Opener ‘Boredom In The Valley’ reintroduces their signature tricks but feels more focused; a sub-two minute blast of staggered beats powered by the gnarliest-sounding bass this side of Bob Weston, and a disaffected vocal styling that you’d be tempted to call nihilist if you couldn’t sense the number of fucks given beneath the impassive facade. They pick up the pace with ‘Staring At The Spiral’, which almost sounds like the Buzzcocks unravelling at the seams while a Vogon watches on, before crashing into the smash’n’grab antics of ‘The Plants’ - one of the record’s clear highlights and a frantic, dizzying trip. Along the way are enough bon mots and smartarse quips too make you wonder if they’re taking this as seriously as they should. Let’s not spoil the highlights in advance, but if you’re already on board with Knowso, you’ll know they’re simultaneously utterly hilarious and unquestionably, deadly serious.

‘I could never be friends with a fucker such as you,’ they snarl disgustedly on another of the record’s instant classics, but by this point you’ll already have given your heart over to this most delirious of post-punk/noise-rock hybrids. As the closing cacophony of voices on ‘4th Wonder’ will no doubt drive into your brain with overwhelming force, ‘Rare Auld Trip/Psychological Garden’ (you pays your money and you takes your choice with the title, presumably) is not to be missed.

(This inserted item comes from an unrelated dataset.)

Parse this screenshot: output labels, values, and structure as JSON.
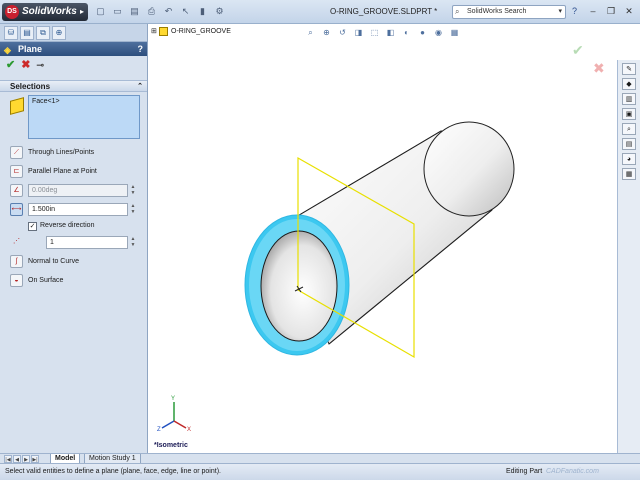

Will Fitzpatrick

Our take: I feel like I never hear people talking about them, but for me Cleveland’s Knowso is one of the most distinctive and exciting punk bands currently putting out music. Maybe they haven’t caught on because it’s easy to get into the weeds thinking / talking / writing about everything surrounding their music. (Like, for instance, that there are at least three bands—Knowso, Cruelster, and Perverts Again—that share members and sound very similar, or that all of Knowso’s releases feature distinctive artwork from cartoonist Nathan Ward, who seems to be the band’s driving force, handling bass, guitar, and vocals.) However, when I put all of that shit aside, when I just put on this record and listen to it, I am fucking blown away every time. While I’m not 100% confident in my ability to distinguish Knowso, Cruelster, and Perverts Again in a blind taste taste, the sound here is instantly identifiable and utterly distinctive. Just like when you see a red Coke can and you know what it is no matter what language or script “Coca-Cola” is written in, once you hear this nervous, jittery punk with the paranoid-sounding, speak-sung vocals, you know you have landed squarely in this different universe (via Cleveland). And not only is the sound distinctive, it’s fucking great. The rhythms are so precise, creative, and memorable, similar to what bands like Lithics or Fitness Womxn are doing but much tighter, faster, and more confrontational. The riffs are also outstanding, and Knowso has great two-guitar dynamics, something I’m always a sucker for. All of that would make for an excellent band or record, but what pushes Knowso over the top for me are the lyrics. I’ve trained myself to ignore bland and even bad lyrics, but that is not a problem here. Actually, these lyrics are so great that I’m happy to sit and read the lyric sheet without putting the record on. I love lyrics (and other types of word art) that present you with a potent image and just sort of leave it there for you to roll around in your brain. (I’m reminded of an interview with Ian Mackaye where he pointed out the line “the milk bottles stand empty” in Wire’s song “Ex-Lion Tamer,” noting how that image said so little but so much at the same time.) Here are some of my favorite cryptic bits of wisdom: from “Turning Planet,” “Turning planet / I see you spin / a hundred miles in my shoes;” from “Boredom in the Valley,” “Old neighbor in the night car / Gotta sloppy gait when he walk to the car / Two way radio no signal / Ke8dyv.” I love those more cryptic lines, but it’s not just free jazz word salad. “You Lick the Boot” engages with the whole BLM / Defund the Police conversation, while “The Plants” is the environmentalist anthem only Knowso could write. Long story short, the eight songs on this record are modern punk masterpieces. Maybe they’re too weird for you, but they’re everything I want from punk. All hail Knowso.